## About this exercise
Pull every line that includes the word "Landing" from the data.

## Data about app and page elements

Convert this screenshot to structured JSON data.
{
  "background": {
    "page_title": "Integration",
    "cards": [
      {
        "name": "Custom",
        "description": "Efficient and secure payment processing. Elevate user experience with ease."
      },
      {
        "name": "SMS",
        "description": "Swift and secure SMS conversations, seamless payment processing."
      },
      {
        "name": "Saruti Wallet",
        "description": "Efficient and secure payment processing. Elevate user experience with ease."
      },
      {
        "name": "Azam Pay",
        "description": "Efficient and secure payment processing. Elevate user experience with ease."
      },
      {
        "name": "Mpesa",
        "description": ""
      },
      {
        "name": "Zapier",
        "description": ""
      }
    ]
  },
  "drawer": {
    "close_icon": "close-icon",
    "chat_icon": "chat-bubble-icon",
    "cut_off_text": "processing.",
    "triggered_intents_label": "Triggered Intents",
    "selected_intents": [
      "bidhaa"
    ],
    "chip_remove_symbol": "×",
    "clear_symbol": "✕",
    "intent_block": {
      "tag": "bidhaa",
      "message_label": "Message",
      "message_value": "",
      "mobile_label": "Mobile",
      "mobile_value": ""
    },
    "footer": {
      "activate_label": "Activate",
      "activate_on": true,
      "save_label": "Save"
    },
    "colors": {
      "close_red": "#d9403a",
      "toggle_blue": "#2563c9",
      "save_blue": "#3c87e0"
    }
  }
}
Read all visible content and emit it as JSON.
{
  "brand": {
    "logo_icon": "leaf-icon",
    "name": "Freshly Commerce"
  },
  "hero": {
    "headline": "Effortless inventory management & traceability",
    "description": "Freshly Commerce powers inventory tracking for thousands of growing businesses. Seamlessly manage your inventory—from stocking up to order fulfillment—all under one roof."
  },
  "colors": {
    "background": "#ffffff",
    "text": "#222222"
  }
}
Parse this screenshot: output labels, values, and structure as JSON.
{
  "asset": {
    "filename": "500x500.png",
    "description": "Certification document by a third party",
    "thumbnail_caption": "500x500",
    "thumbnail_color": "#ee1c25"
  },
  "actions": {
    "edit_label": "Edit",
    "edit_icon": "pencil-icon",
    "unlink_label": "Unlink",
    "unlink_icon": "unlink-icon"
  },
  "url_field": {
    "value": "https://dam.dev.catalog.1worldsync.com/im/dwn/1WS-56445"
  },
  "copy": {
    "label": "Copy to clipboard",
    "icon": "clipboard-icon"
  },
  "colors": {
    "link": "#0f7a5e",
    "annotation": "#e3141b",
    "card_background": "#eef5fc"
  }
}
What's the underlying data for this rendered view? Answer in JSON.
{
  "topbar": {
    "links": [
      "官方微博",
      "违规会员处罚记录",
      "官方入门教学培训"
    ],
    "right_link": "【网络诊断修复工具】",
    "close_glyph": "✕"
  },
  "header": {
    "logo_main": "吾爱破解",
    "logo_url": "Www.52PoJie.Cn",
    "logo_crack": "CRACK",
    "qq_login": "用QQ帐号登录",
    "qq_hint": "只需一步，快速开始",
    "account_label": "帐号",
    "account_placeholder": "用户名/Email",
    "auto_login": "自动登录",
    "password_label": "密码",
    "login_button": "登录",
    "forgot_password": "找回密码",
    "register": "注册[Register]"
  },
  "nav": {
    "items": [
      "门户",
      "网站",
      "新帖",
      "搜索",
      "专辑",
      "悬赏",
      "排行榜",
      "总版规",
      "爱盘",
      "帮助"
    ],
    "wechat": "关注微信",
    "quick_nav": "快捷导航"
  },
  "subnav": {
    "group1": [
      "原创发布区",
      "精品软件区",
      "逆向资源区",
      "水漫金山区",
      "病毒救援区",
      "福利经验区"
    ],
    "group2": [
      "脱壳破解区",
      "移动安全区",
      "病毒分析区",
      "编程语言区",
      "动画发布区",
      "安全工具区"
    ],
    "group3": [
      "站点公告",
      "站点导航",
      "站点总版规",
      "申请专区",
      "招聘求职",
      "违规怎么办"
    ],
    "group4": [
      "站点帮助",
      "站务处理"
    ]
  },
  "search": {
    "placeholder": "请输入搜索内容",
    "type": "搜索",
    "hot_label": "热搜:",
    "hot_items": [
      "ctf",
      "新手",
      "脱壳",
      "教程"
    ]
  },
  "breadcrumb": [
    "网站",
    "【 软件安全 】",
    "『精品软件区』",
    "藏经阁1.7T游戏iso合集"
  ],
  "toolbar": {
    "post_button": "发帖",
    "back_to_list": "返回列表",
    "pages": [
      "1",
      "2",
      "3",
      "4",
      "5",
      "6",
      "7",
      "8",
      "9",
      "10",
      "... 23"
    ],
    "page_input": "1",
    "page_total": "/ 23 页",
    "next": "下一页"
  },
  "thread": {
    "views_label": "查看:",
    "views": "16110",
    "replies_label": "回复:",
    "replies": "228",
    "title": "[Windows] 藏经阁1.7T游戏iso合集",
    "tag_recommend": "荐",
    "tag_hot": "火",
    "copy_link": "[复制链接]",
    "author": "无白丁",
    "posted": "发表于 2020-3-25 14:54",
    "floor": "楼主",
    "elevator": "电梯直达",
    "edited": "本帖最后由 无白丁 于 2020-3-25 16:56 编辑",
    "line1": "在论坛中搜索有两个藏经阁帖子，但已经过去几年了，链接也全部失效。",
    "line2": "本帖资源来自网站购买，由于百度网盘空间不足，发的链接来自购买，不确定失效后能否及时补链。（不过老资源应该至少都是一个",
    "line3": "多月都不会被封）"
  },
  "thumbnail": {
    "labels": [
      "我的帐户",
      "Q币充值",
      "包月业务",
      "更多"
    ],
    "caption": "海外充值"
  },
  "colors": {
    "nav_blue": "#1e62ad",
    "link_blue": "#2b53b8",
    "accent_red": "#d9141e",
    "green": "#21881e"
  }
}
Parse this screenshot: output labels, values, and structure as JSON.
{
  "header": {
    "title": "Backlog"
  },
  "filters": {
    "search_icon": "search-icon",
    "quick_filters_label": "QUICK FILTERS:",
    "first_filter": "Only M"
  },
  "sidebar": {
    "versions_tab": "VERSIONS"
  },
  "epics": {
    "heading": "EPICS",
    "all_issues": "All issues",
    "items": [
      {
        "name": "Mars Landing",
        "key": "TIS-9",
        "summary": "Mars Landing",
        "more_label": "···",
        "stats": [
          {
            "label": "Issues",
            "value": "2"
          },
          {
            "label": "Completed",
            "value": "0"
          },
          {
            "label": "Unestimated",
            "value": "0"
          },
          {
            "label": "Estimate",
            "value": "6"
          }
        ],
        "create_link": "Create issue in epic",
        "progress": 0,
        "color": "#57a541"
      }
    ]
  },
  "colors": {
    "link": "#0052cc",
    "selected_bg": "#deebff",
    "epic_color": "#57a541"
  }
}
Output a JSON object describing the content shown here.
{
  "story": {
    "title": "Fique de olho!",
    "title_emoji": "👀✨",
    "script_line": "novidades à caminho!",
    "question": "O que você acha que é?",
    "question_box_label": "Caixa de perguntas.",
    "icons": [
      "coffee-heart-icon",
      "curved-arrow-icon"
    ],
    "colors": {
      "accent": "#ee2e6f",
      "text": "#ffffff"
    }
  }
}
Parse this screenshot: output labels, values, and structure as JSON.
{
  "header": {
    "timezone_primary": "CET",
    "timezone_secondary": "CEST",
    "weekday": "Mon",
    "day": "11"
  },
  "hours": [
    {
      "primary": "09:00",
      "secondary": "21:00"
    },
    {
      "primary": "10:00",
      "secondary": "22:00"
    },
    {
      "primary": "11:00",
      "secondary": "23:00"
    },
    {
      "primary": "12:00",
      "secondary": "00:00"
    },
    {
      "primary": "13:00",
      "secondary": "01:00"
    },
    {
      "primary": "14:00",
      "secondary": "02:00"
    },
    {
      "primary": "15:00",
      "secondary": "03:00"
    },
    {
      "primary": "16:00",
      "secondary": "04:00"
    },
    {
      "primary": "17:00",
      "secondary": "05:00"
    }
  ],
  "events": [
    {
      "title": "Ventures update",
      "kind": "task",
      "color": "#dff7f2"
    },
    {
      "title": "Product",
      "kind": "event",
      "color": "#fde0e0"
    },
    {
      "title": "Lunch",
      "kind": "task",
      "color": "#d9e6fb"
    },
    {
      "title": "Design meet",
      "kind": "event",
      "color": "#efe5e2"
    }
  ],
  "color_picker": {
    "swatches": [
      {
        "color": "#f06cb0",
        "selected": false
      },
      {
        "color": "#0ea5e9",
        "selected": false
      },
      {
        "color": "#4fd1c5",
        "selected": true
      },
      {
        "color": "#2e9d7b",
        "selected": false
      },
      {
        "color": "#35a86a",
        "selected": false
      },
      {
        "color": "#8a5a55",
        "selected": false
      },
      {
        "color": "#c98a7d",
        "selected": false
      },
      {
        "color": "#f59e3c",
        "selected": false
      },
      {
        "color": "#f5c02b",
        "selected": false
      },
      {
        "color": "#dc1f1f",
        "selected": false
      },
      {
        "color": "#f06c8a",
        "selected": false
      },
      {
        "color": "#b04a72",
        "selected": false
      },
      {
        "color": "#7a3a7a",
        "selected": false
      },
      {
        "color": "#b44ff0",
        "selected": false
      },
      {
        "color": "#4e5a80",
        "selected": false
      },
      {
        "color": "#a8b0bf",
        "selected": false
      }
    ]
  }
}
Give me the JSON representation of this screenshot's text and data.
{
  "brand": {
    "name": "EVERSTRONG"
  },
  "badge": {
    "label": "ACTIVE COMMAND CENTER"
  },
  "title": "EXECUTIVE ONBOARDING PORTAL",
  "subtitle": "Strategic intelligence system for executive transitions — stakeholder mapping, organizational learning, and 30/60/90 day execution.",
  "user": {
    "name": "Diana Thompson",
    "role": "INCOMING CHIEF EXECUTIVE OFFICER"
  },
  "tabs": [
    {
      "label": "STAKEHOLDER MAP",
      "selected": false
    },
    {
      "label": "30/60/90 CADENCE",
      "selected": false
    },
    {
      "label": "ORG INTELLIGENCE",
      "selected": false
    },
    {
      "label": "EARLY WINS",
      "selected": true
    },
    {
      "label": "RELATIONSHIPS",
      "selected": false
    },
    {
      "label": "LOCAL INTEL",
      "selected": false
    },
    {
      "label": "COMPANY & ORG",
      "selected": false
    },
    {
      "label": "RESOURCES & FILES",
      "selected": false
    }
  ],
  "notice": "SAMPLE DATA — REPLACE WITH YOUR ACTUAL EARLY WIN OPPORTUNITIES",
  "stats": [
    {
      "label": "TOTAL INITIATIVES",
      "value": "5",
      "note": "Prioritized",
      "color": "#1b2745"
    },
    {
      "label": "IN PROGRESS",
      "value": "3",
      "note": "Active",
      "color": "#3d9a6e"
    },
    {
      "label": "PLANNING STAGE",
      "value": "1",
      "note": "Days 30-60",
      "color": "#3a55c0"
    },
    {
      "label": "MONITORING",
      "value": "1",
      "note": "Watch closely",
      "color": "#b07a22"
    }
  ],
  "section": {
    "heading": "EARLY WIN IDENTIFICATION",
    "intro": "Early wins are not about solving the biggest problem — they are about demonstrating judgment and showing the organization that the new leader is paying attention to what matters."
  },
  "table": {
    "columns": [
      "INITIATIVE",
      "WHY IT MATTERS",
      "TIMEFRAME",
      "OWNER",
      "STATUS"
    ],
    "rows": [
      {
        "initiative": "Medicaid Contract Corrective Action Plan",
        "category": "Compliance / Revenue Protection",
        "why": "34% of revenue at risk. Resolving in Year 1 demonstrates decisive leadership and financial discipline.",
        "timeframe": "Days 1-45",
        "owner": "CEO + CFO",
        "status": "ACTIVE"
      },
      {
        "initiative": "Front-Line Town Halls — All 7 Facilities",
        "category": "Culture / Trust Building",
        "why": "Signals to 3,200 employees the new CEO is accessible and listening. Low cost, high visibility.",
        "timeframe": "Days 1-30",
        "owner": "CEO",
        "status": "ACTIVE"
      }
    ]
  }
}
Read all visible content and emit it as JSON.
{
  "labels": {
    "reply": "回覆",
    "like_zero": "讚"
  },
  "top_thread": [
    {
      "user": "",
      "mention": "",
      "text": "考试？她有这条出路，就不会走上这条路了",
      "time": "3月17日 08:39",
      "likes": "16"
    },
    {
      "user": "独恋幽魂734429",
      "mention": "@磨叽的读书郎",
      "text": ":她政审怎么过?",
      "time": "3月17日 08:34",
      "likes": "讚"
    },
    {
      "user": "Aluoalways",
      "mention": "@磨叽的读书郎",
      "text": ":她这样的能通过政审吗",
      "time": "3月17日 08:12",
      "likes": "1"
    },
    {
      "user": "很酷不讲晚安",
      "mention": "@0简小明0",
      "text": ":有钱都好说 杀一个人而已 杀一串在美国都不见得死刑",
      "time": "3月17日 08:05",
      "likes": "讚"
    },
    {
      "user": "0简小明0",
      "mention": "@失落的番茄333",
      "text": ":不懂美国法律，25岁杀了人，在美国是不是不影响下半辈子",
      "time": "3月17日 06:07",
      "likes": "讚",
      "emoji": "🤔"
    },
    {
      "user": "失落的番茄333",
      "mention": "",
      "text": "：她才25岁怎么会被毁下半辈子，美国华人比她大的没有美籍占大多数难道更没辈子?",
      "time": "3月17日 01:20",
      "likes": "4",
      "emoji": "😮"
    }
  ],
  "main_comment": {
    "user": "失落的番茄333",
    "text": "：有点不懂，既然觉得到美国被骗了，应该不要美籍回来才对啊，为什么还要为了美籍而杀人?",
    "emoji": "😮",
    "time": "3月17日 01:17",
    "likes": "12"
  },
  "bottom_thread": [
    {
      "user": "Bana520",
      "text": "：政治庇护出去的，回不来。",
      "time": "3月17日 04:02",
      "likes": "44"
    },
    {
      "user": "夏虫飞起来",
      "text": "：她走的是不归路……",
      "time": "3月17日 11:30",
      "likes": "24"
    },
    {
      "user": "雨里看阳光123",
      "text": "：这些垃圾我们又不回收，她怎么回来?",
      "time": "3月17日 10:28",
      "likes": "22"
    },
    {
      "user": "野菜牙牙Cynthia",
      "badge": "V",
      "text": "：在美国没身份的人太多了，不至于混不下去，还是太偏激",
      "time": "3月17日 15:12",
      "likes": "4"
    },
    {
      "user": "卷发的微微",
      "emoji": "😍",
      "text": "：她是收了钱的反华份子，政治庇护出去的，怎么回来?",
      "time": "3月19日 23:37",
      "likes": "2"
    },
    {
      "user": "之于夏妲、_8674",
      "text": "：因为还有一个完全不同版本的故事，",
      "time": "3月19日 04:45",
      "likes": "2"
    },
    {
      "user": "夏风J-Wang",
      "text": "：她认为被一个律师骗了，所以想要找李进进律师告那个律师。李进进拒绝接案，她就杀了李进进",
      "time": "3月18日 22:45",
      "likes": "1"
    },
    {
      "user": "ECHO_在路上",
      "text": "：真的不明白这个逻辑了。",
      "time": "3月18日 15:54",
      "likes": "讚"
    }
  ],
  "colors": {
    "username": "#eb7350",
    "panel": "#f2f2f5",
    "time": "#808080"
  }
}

## Exercise solution
        "name": "Mars Landing",
        "summary": "Mars Landing",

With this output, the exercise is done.